Almost 20 per cent of the shares in Mega - the online storage
business launched by Kim Dotcom last year - have been seized
by authorities who raided the home of a multimillionaire
businessman allegedly involved in money laundering.
Police last Thursday raided the luxury penthouse of William
Yan and seized his assets because of alleged involvement in
William Yan --also previously known as Bill Liu, Yang Liu and
Yong Ming Yan - lives on the 35th floor of Auckland's
Metropolis tower. Residents saw detectives removing items
from his home last Thursday.
Millions of dollars worth of assets the police allege belong
to Mr Yan - although officially registered in other people's
names - have been seized, including the apartment, worth more
than $2 million, a Mercedes-Benz, and shares and bank
Mega chief executive Graham Gaylard said today that 18.8 per
cent of Mega were subject to the restraining orders over
property associated with Yan.
These shares are held in two different companies and are now
under the control of the Official Assignee, Gaylard said.
"The Police have commented that their action does not affect
any innocent third parties (such as Mega) who have had
business dealings with Mr Yan," Gaylard said.
"Mega has been extremely diligent to ensure that all its
operations are fully compliant with all legal and regulatory
requirements. Mega does not undertake any illegal activities
and does not wish to be associated with any such activity,"
"Mega, as a limited liability company incorporated in New
Zealand under the Companies Act 1993, is quite separate from
its shareholders and is not responsible for the actions of
shareholders or their finances."
Gaylard said that any funds received by Mega as subscription
for new shares went through lawyers via banks who operate
stringent anti-money laundering processes.
"The restraining order will not affect the operations of
Mega. For us it is business as usual," Gaylard said.
No criminal charges have been laid against Yan. Defence
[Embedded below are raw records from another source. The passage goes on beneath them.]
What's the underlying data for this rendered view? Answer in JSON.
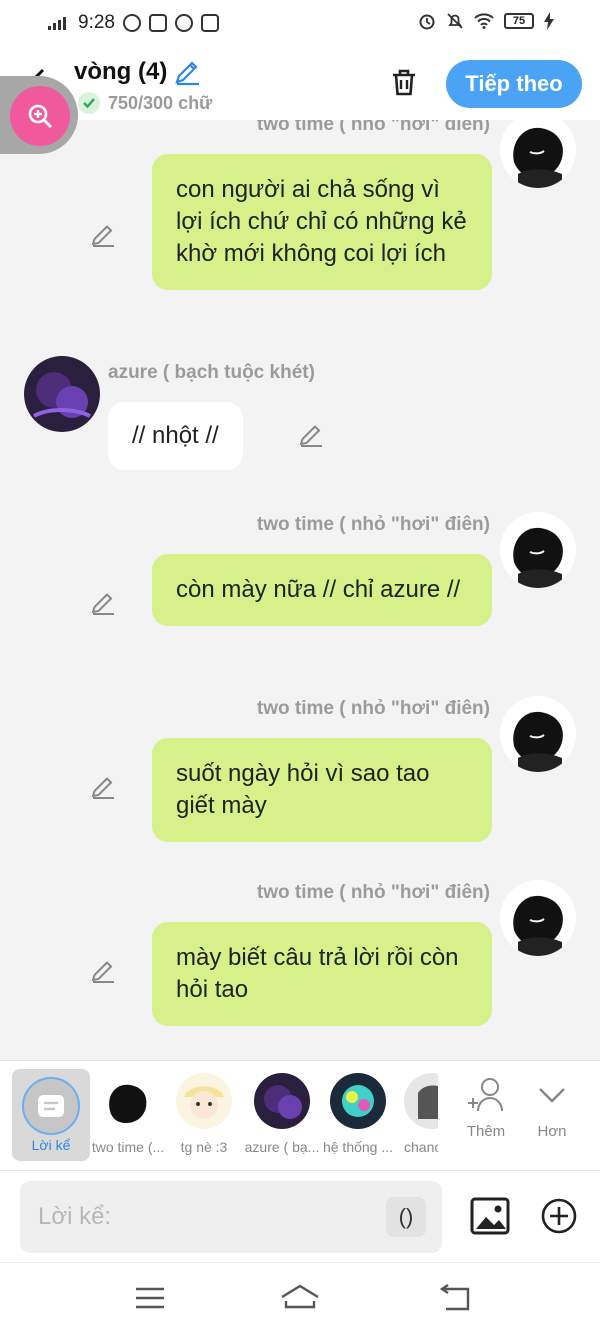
{
  "status": {
    "time": "9:28",
    "battery": "75"
  },
  "header": {
    "title": "vòng (4)",
    "word_count": "750/300 chữ",
    "next_label": "Tiếp theo"
  },
  "messages": [
    {
      "side": "right",
      "name": "two time ( nhỏ \"hơi\" điên)",
      "text": "con người ai chả sống vì lợi ích chứ chỉ có những kẻ khờ mới không coi lợi ích"
    },
    {
      "side": "left",
      "name": "azure ( bạch tuộc khét)",
      "text": "// nhột //"
    },
    {
      "side": "right",
      "name": "two time ( nhỏ \"hơi\" điên)",
      "text": "còn mày nữa // chỉ azure //"
    },
    {
      "side": "right",
      "name": "two time ( nhỏ \"hơi\" điên)",
      "text": "suốt ngày hỏi vì sao tao giết mày"
    },
    {
      "side": "right",
      "name": "two time ( nhỏ \"hơi\" điên)",
      "text": "mày biết câu trả lời rồi còn hỏi tao"
    }
  ],
  "characters": {
    "narrator": "Lời kể",
    "items": [
      "two time (...",
      "tg nè :3",
      "azure ( bạ...",
      "hệ thống ...",
      "chanc"
    ],
    "add_label": "Thêm",
    "more_label": "Hơn"
  },
  "input": {
    "placeholder": "Lời kể:",
    "paren": "()"
  }
}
lawyer Simon Lance said last week that Yan denied any alleged
money laundering or other illegal activity.
- Hamish Fletcher of the NZ Herald